Although 29 games was the smallest sample size of Aguila’s three seasons with the Marlins, it was also his best. It was the only of the three seasons that Aguila didn’t post a negative brWAR. He went 10-for-45 from the plate, with two doubles, a triple, and three home runs, with five RBI. He drew two walks, scored 10 runs, and struck out a dozen times. In the outfield, he made two errors in 89 innings for a .909 fielding percentage.
Aguila played in 65 games for the 2005 Marlins, going 19-for-78 from the plate with three doubles and four RBI. He drew three walks, scored 11 runs, and struck out 19 times. On August 9, he was the big hero in a 5-0 win against the Arizona Diamondbacks. He opened the scoring with an RBI-double in the second and singled and scored in the fourth, while A.J. Burnett pitched a three-hit shutout.
Aguila opened the 2006 season with the Marlins, and appeared in 37 of their first 45 games. In 47 appearances in total, he went 22-for-95 with eight doubles, a triple, and seven RBI. He drew nine walks, scored five runs, and struck out 26 times.

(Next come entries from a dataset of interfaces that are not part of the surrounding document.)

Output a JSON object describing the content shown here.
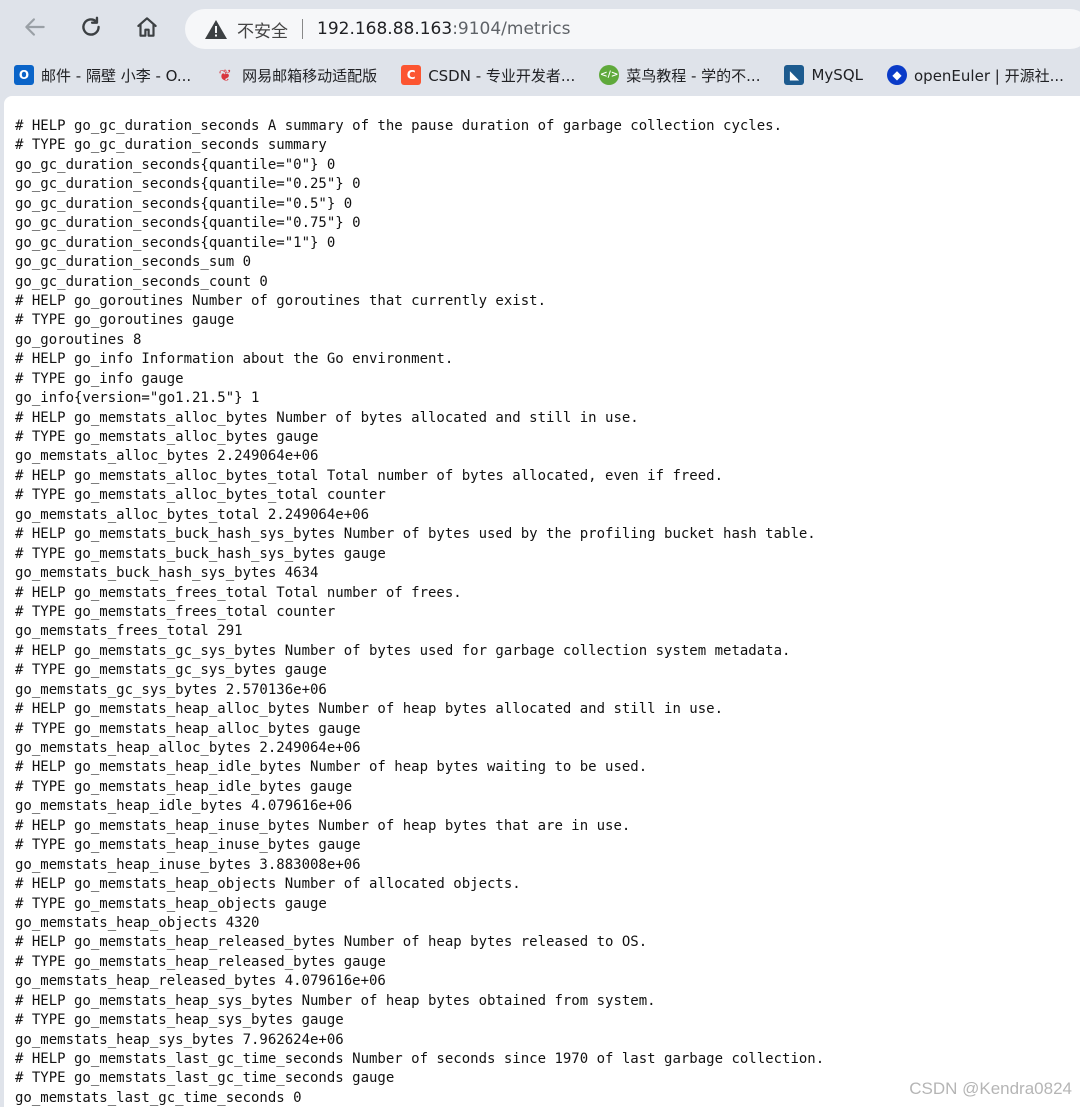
{
  "browser": {
    "insecure_label": "不安全",
    "url_host": "192.168.88.163",
    "url_rest": ":9104/metrics"
  },
  "bookmarks": [
    {
      "label": "邮件 - 隔壁 小李 - O...",
      "icon": "outlook-icon",
      "color": "#0a64c8"
    },
    {
      "label": "网易邮箱移动适配版",
      "icon": "netease-mail-icon",
      "color": "#d9363e"
    },
    {
      "label": "CSDN - 专业开发者...",
      "icon": "csdn-icon",
      "color": "#fc5531"
    },
    {
      "label": "菜鸟教程 - 学的不...",
      "icon": "runoob-icon",
      "color": "#5fa93b"
    },
    {
      "label": "MySQL",
      "icon": "mysql-icon",
      "color": "#1d5b8f"
    },
    {
      "label": "openEuler | 开源社...",
      "icon": "openeuler-icon",
      "color": "#0a3bc8"
    }
  ],
  "metrics_lines": [
    "# HELP go_gc_duration_seconds A summary of the pause duration of garbage collection cycles.",
    "# TYPE go_gc_duration_seconds summary",
    "go_gc_duration_seconds{quantile=\"0\"} 0",
    "go_gc_duration_seconds{quantile=\"0.25\"} 0",
    "go_gc_duration_seconds{quantile=\"0.5\"} 0",
    "go_gc_duration_seconds{quantile=\"0.75\"} 0",
    "go_gc_duration_seconds{quantile=\"1\"} 0",
    "go_gc_duration_seconds_sum 0",
    "go_gc_duration_seconds_count 0",
    "# HELP go_goroutines Number of goroutines that currently exist.",
    "# TYPE go_goroutines gauge",
    "go_goroutines 8",
    "# HELP go_info Information about the Go environment.",
    "# TYPE go_info gauge",
    "go_info{version=\"go1.21.5\"} 1",
    "# HELP go_memstats_alloc_bytes Number of bytes allocated and still in use.",
    "# TYPE go_memstats_alloc_bytes gauge",
    "go_memstats_alloc_bytes 2.249064e+06",
    "# HELP go_memstats_alloc_bytes_total Total number of bytes allocated, even if freed.",
    "# TYPE go_memstats_alloc_bytes_total counter",
    "go_memstats_alloc_bytes_total 2.249064e+06",
    "# HELP go_memstats_buck_hash_sys_bytes Number of bytes used by the profiling bucket hash table.",
    "# TYPE go_memstats_buck_hash_sys_bytes gauge",
    "go_memstats_buck_hash_sys_bytes 4634",
    "# HELP go_memstats_frees_total Total number of frees.",
    "# TYPE go_memstats_frees_total counter",
    "go_memstats_frees_total 291",
    "# HELP go_memstats_gc_sys_bytes Number of bytes used for garbage collection system metadata.",
    "# TYPE go_memstats_gc_sys_bytes gauge",
    "go_memstats_gc_sys_bytes 2.570136e+06",
    "# HELP go_memstats_heap_alloc_bytes Number of heap bytes allocated and still in use.",
    "# TYPE go_memstats_heap_alloc_bytes gauge",
    "go_memstats_heap_alloc_bytes 2.249064e+06",
    "# HELP go_memstats_heap_idle_bytes Number of heap bytes waiting to be used.",
    "# TYPE go_memstats_heap_idle_bytes gauge",
    "go_memstats_heap_idle_bytes 4.079616e+06",
    "# HELP go_memstats_heap_inuse_bytes Number of heap bytes that are in use.",
    "# TYPE go_memstats_heap_inuse_bytes gauge",
    "go_memstats_heap_inuse_bytes 3.883008e+06",
    "# HELP go_memstats_heap_objects Number of allocated objects.",
    "# TYPE go_memstats_heap_objects gauge",
    "go_memstats_heap_objects 4320",
    "# HELP go_memstats_heap_released_bytes Number of heap bytes released to OS.",
    "# TYPE go_memstats_heap_released_bytes gauge",
    "go_memstats_heap_released_bytes 4.079616e+06",
    "# HELP go_memstats_heap_sys_bytes Number of heap bytes obtained from system.",
    "# TYPE go_memstats_heap_sys_bytes gauge",
    "go_memstats_heap_sys_bytes 7.962624e+06",
    "# HELP go_memstats_last_gc_time_seconds Number of seconds since 1970 of last garbage collection.",
    "# TYPE go_memstats_last_gc_time_seconds gauge",
    "go_memstats_last_gc_time_seconds 0"
  ],
  "watermark": "CSDN @Kendra0824"
}
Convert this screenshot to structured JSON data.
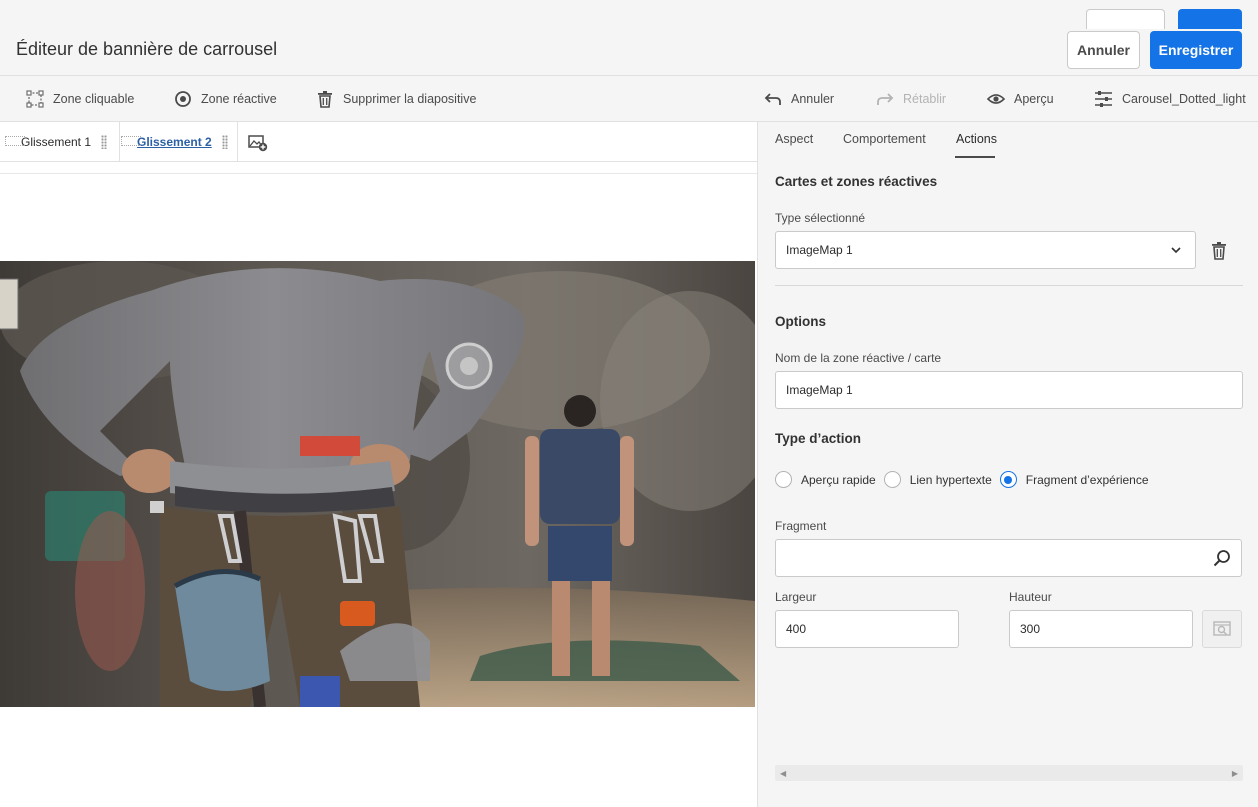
{
  "header": {
    "title": "Éditeur de bannière de carrousel",
    "cancel_label": "Annuler",
    "save_label": "Enregistrer"
  },
  "toolbar": {
    "clickable_zone": "Zone cliquable",
    "hotspot": "Zone réactive",
    "delete_slide": "Supprimer la diapositive",
    "undo": "Annuler",
    "redo": "Rétablir",
    "preview": "Aperçu",
    "preset": "Carousel_Dotted_light"
  },
  "slides": {
    "items": [
      {
        "label": "Glissement 1",
        "active": false
      },
      {
        "label": "Glissement 2",
        "active": true
      }
    ]
  },
  "panel": {
    "tabs": [
      "Aspect",
      "Comportement",
      "Actions"
    ],
    "active_tab": "Actions",
    "section_maps": "Cartes et zones réactives",
    "selected_type_label": "Type sélectionné",
    "selected_type_value": "ImageMap 1",
    "options_title": "Options",
    "name_label": "Nom de la zone réactive / carte",
    "name_value": "ImageMap 1",
    "action_type_title": "Type d’action",
    "radio_options": [
      "Aperçu rapide",
      "Lien hypertexte",
      "Fragment d’expérience"
    ],
    "radio_selected": "Fragment d’expérience",
    "fragment_label": "Fragment",
    "fragment_value": "",
    "width_label": "Largeur",
    "width_value": "400",
    "height_label": "Hauteur",
    "height_value": "300"
  },
  "colors": {
    "accent": "#1473e6",
    "active_slide": "#2d5fa5"
  }
}
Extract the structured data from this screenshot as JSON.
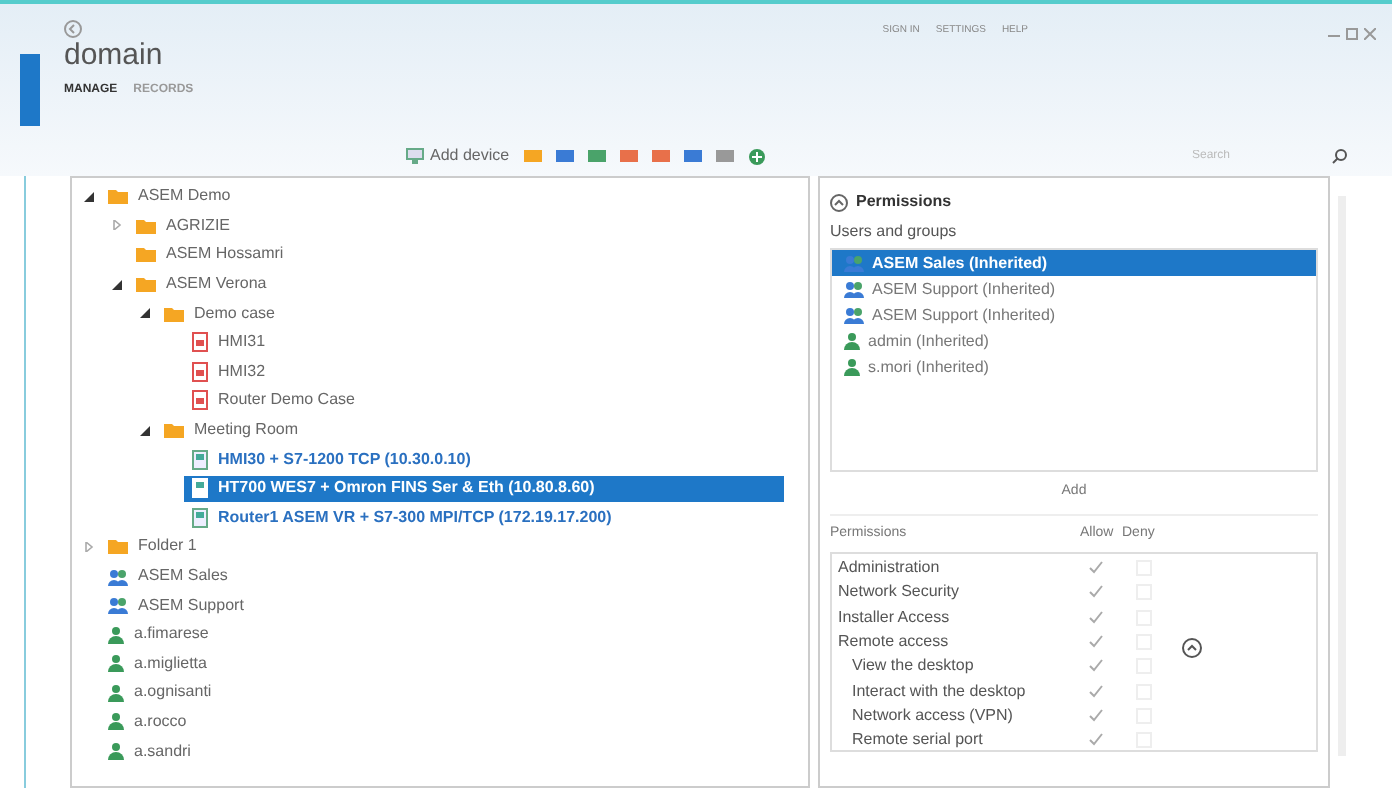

On April 14, his fourth-inning two-run double proved the difference maker in a 5-3 victory against the Washington Nationals.
Granted free agency following the season, Aguila only played in eight more major league games, going two-for-12 for the New York Mets in 2008. In addition, he also played in the minors for the Pittsburgh Pirates, the Philadelphia Phillies, and the Toronto Blue Jays before joining the New Orleans Zephyrs for three seasons starting in 2010. In 2012, he became New Orleans’ all-time home run leader, and will remain so (see video).
388. John Wehner
John Wehner began and ended his major league career with the Pittsburgh Pirates, playing nine seasons between 1991 and 2001. In 1997 and 1998, he took a detour to play for the Florida Marlins.
Although Wehner had played every position including pitcher in the minors, for his two seasons with the Marlins he was mainly an outfielder. A six-foot-three right-handed hitter and thrower, Wehner was a seventh round pick of the Bucs in 1988 out of Indiana University.
In six major league seasons with the Pirates prior to the Marlins leg of Wehner’s major league journey, he hit .259 in 261 contests, with two home runs, 32 RBI, and 10 stolen bases.
Wehner played in 44 contests for the eventual World Series Champion Marlins in 1997, going 10-for-36 from the plate with two doubles and two RBI. He drew two walks, scored eight runs, and struck out five times. The Marlins went 30-14 in games in which Wehner appeared.
It was a very different Marlins club that Wehner played 53 games for in 1998. He collected 20 hits in 88 at bats, including two doubles. He drove five in, scored 10 runs, and drew seven walks while striking out a dozen times. Granted free agency near the end of the season, Wehner played another three seasons with the Pirates, hitting .223 in 103 games.